When I worked at Nissan, I had a chance to meet a former intern for breakfast. She had just landed her first full-time job and wanted to thank me for helping her. I suggested a restaurant at an upscale hotel that was on my way to the office. I arrived and was seated early so I could read the paper and have coffee before she got there. When I noticed she was 10 minutes late, I started to get annoyed. When she was 20 minutes late, I was downright mad.
Suddenly she appeared at my table and sadly explained that she had been sitting in the lobby for the past 25 minutes, waiting for me. It had never occurred to her that she should ask a restaurant staffer if someone had already seated me. I was fuming, but I held my tongue, because I remembered I was once just as young and just as inexperienced.
When I was a junior at NYU, I signed up to write for the school newspaper. One of the first stories I was assigned to cover was the impact of a major drought on New York City. My editor suggested I interview an official from the city’s Bureau of Water and Sewer Operations, and after much sleuthing, I located someone who could comment on the drought.
I got his address and duly scheduled an in-person interview. I was new to New York and had never been to City Hall. I remember struggling to find the right building, the right department, the right floor, and the right person.
I finally arrived at a cramped windowless office where a bored-looking bureaucrat sat at a messy desk under a depressing fluorescent light. This was my guy.
I asked him to comment on the severity of the drought, and he dug out a piece of paper and read an official statement to me, which read something like: "This drought is an aberration in the general trend and is not expected to last long."
I was elated. I thought the quote was sophisticated and official. I couldn’t wait to add it to my story.
When I thanked him and got up to leave, he shot me a quizzical look.
"Do you mind if I ask you something?" he queried. "Why’d you schlep all the way down here when I could’ve just read the statement to you over the phone?"
I didn’t have a good answer. I actually didn’t know that you could conduct an interview over the phone. I suddenly felt incredibly young, naïve, and ignorant. I trudged back to the subway, all the while berating myself on the trip back for having been so stupid.
It was just one of many small, but important, learning moments in my life. Like the friend who showed me how to roll up neckties and place them in my shoes when I packed for a business trip. That was the first time I didn’t have a wrinkled tie emerge from my suitcase.

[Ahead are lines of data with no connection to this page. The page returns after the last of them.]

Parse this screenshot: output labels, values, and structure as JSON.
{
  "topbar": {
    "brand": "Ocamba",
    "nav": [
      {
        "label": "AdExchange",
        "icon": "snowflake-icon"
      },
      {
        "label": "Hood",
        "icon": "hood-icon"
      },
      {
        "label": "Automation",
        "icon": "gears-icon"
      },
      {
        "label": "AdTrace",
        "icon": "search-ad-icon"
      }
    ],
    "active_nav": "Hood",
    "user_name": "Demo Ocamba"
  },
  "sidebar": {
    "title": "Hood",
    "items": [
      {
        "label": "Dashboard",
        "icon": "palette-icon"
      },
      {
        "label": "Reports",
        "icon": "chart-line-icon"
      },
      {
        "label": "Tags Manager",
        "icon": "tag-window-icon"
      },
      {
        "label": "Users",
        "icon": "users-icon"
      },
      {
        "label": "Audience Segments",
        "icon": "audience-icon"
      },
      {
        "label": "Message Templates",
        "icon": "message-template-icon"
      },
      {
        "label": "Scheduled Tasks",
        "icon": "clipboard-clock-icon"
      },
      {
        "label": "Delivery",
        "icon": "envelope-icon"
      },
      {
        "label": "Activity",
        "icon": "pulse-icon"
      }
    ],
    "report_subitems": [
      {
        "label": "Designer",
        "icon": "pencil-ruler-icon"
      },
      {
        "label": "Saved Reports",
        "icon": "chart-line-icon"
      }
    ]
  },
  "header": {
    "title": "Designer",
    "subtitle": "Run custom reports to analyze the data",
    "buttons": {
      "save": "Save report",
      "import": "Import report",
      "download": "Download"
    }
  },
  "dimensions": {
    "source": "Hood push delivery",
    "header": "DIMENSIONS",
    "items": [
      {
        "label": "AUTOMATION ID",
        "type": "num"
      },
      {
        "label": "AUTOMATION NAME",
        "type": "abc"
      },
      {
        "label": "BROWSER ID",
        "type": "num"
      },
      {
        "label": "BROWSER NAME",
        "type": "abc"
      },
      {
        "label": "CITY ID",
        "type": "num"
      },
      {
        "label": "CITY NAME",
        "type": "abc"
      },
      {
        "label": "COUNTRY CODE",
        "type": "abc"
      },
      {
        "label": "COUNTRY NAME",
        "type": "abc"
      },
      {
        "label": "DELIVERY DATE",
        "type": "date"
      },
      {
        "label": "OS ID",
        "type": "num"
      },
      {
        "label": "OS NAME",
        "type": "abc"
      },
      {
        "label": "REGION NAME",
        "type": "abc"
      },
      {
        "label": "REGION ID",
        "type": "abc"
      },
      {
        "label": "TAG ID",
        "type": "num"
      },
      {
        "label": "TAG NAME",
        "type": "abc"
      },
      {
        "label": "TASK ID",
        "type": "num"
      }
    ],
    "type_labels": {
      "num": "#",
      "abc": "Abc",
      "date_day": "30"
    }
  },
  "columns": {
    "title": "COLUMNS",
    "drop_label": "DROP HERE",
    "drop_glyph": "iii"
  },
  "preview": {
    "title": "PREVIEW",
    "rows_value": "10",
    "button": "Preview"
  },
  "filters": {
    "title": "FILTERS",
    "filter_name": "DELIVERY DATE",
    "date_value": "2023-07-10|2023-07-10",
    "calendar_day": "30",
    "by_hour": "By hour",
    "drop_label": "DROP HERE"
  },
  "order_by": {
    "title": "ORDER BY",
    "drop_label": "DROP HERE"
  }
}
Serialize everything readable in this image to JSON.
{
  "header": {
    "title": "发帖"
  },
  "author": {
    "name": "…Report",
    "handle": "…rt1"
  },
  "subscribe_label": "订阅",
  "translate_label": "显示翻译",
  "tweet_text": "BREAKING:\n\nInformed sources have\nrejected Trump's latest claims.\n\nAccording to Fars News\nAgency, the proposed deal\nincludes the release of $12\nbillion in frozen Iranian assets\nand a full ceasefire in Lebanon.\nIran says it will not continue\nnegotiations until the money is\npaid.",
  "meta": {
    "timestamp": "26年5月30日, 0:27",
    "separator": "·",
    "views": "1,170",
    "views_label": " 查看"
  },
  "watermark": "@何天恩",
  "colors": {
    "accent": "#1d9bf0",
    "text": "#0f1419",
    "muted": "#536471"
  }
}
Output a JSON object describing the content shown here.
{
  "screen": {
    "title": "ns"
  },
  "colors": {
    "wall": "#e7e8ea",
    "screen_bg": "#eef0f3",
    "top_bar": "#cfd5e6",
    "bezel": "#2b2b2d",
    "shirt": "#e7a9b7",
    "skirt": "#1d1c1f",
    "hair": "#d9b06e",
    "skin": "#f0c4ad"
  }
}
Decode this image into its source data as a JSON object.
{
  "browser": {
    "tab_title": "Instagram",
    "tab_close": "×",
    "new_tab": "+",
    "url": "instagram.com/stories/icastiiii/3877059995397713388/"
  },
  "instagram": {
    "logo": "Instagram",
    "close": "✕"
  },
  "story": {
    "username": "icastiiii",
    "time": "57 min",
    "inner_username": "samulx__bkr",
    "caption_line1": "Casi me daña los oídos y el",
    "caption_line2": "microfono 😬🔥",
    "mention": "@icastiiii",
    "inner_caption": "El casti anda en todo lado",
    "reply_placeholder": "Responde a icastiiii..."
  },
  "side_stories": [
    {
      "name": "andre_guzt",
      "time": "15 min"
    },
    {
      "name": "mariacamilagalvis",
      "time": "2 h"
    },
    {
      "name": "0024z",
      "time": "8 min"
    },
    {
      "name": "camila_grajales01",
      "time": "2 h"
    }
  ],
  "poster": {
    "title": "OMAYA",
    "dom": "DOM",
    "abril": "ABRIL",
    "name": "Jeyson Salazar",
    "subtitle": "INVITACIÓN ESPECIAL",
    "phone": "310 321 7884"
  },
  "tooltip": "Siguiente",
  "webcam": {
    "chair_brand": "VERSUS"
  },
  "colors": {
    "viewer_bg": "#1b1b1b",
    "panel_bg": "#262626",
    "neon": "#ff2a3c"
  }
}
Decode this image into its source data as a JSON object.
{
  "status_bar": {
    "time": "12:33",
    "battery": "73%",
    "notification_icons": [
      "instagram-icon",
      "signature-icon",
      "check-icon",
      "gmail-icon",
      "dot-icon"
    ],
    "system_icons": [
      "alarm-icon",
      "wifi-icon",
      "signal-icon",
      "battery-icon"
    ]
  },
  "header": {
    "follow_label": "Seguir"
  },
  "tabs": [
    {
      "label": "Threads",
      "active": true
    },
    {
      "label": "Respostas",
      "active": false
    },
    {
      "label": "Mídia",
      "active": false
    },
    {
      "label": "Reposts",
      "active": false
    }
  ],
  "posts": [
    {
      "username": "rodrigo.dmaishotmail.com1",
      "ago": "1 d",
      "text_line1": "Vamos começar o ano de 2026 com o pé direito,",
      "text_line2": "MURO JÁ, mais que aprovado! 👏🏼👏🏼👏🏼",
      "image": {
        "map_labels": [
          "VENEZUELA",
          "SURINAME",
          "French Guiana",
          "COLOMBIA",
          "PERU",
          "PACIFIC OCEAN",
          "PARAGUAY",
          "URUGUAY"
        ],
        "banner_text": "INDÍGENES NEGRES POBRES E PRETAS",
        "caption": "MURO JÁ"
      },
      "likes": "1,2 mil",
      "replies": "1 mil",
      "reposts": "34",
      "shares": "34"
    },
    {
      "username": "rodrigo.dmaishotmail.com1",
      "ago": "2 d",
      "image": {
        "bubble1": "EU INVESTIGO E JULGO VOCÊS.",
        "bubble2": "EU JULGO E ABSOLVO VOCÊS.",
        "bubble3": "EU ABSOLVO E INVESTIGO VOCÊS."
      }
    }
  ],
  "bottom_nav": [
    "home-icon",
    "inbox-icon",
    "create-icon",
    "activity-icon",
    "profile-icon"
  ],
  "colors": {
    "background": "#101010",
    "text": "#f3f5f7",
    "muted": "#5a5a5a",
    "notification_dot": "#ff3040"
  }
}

Or the boss who told me that "you have to be willing to be early in order to be on time." To this day I’m chronically early, because I’d rather sit in the lobby and play Words With Friends than be stuck in traffic and stressed over being late.
Throughout my career I’ve been taught new things that save time, decrease stress, and preserve dignity. Some of these lessons came from kinder, wiser people than I am, and others I learned the hard way. But I’m grateful for all of them, and I try really hard to give young people a break when they make stupid mistakes. It’s not always so easy.
Don Spetner is a senior corporate adviser with Weber Shandwick. He was previously CCO and CMO for Korn/Ferry International. He can be reached at firstname.lastname@example.org